Colony House, a popular American indie rock quartet with three albums and countless accolades, is coming to Bison Hill for a spectacular outdoor concert Saturday evening, March 27. Admission is free. The concert is sponsored by the student-led University Concert Series, which uses reserved student fees to fund performances like this to enrich the campus life experience for OBU students.
Food trucks and lawn games kick things off at 5 p.m., coinciding with the “Back to the Future Parade.” Cavern Company takes the stage on the south steps of Raley Chapel at 7 p.m., with Colony House headlining the show at 8:15 p.m.
The event is free and open to the entire campus community. Attendees are encouraged to bring blankets or lawn chairs.
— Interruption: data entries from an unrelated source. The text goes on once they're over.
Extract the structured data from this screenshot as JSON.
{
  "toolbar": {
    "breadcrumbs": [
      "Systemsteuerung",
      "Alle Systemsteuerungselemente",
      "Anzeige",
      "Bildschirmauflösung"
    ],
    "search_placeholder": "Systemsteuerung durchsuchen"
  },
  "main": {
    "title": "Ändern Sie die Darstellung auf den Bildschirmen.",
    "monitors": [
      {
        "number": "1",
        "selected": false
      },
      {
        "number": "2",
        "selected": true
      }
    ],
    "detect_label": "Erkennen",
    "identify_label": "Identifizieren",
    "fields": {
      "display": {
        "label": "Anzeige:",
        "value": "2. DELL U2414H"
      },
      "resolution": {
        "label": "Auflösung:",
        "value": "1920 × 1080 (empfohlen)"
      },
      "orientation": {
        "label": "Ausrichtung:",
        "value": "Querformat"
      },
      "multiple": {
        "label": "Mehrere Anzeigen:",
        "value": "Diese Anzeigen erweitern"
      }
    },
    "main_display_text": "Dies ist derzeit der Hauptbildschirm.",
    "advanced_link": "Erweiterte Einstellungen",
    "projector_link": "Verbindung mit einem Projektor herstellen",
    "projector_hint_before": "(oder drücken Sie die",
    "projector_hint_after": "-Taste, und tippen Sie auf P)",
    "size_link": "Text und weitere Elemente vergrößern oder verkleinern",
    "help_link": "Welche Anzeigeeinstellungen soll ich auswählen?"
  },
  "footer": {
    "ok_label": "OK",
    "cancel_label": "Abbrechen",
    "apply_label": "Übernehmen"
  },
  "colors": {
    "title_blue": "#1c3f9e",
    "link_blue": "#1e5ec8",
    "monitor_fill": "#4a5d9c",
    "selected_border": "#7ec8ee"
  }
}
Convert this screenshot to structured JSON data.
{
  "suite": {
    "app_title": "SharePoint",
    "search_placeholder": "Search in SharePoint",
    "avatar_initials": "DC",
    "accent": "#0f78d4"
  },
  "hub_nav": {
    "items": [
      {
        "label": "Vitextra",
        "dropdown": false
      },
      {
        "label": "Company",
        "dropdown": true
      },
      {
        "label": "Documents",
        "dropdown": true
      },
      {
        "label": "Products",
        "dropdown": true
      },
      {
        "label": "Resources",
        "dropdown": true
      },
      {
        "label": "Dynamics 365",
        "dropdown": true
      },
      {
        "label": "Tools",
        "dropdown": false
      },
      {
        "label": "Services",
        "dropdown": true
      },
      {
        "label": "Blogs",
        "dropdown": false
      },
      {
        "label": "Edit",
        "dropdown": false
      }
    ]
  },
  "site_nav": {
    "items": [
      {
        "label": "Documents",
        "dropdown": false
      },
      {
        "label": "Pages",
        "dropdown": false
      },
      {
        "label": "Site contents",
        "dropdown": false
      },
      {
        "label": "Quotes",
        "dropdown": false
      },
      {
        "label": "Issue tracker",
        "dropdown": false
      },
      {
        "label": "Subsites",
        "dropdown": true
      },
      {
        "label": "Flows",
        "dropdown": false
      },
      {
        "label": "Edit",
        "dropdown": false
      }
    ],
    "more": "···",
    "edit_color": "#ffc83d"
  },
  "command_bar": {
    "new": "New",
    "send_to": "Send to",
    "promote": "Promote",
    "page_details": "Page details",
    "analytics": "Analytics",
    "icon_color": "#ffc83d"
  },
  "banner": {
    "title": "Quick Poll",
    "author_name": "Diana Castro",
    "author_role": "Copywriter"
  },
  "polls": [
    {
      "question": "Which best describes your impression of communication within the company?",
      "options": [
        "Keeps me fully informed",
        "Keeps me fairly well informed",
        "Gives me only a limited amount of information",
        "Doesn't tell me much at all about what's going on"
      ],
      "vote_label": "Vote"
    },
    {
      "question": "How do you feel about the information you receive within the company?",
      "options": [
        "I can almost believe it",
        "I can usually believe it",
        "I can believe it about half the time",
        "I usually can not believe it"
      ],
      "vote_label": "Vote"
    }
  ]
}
Physical distancing should be maintained and face coverings worn while on campus.
The concert is the culmination of four days of events celebrating OBU and the inauguration of the University’s 16th president, Dr. Heath A. Thomas.
With Colony House’s third full-length album, “Leave What’s Lost Behind” (Roon Records), the Nashville quartet—Caleb Chapman (vocals), Will Chapman (drums), Scott Mills (guitar) and Parke Cottrell (bass)—stitch together a singular folklore between threads of stadium rock scope, alternative experimentation and indie spirit, making a bold statement in the process.
“Leave What’s Lost Behind is a bit of an experiment,” explains Caleb. “After a confusing season of trying to figure out what Colony House was supposed to sound like next, we put that on hold and began focusing on what Colony House wanted to communicate next.”
A confluence of serendipity, fate and inspiration brought the group here. They quietly steamrolled into the mainstream on their 2014 full-length debut “When I Was Younger.” Its lead single “Silhouettes” not only generated over 30 million total streams, but it also stood out as the #1 most-played track on SiriusXM’s Alt Nation for four consecutive months.
In between constant touring and performances on Late Night with Seth Meyers, CONAN and Today, 2017’s “Only The Lonely” yielded fan favorites “You Know It” and “You & I.” The group garnered widespread praise from the New York Times, Entertainment Weekly, Paste, Clash, Huffington Post, A.V. Club, Earmilk and many others.
After nearly two years of solid touring without recording, the musicians found themselves at a crossroads.
“With managers, labels and peers offering a moving target of opinion on what Colony House should do next, we knew our approach to this next album had to change,” Scott Mills explained.
At the top of 2018, the band transitioned out of the major label system, a welcomed change the group saw as more of an opportunity than a setback.
“We scrapped nearly everything we had written for the last couple of years and started from scratch,” Caleb continued. “When all the voices, real or in your own head are silenced, an amazing new perspective takes shape. That empty space we call writer's block quickly turns into a space bursting at the seams with new ideas and inspiration.”
At the top of 2019, the band teamed up with Ben Shive, who produced Colony House’s first album “When I Was Younger,” to begin working on “Leave What’s Lost Behind.” Colony House operated without rules, tapping into the freedom of their formative years as a band. The first single “Looking for Some Light” illuminates that direction. Lush guitar gives way to sweeping strings and strong keys before a luminous cathedral-size chant takes hold.
From a three-part narrative that evokes American folklore to deeply personal tracks confronting faith, purpose and the insecurities that exist inside it all, Colony House’s third album is an endeavor designed to be experienced in its entirety.
“Call us old fashioned, but we still think albums are important and that a collection of songs in support of each other holds a unique power,” Caleb said. “We want to take the listener on a journey a single song never could.”
In the end, Colony House delivers a story meant to be inhabited like a timeless novel.
Learn more about Colony House. View a full list of inaugural events.